:: DATASET RECORDS ::
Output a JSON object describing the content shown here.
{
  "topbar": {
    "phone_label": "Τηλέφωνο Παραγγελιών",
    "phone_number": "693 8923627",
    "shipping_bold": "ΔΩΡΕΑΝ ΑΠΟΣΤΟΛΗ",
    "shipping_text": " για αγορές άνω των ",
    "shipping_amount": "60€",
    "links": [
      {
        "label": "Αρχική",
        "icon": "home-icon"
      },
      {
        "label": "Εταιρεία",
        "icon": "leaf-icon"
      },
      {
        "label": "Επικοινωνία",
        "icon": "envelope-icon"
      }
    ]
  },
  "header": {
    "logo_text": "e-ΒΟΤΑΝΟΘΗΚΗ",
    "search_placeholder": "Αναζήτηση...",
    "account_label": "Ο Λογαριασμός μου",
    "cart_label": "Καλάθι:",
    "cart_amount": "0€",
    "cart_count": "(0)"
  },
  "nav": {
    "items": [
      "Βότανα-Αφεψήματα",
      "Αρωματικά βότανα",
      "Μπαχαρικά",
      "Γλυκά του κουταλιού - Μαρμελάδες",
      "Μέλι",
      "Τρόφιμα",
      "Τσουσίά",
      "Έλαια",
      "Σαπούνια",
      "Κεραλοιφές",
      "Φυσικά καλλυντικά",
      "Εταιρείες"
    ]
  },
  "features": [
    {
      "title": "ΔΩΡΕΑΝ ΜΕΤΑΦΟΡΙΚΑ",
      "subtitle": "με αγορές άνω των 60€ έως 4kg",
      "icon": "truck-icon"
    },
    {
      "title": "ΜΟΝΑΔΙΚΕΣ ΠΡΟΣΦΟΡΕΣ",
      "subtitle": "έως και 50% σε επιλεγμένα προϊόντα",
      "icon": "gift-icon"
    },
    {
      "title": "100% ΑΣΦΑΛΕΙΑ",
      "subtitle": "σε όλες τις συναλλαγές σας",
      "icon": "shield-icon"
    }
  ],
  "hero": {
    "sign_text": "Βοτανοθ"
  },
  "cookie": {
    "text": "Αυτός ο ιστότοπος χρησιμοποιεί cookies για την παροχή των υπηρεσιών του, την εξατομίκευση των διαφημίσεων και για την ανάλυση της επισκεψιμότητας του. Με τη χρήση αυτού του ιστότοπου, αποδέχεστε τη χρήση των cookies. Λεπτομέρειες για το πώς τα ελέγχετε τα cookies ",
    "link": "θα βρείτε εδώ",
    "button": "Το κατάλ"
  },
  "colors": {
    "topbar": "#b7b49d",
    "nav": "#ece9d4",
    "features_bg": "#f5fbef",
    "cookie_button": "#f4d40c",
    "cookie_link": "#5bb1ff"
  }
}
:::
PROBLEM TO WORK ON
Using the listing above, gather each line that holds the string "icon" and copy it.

ANSWER FOR THE TASK
        "icon": "home-icon"
        "icon": "leaf-icon"
        "icon": "envelope-icon"
      "icon": "truck-icon"
      "icon": "gift-icon"
      "icon": "shield-icon"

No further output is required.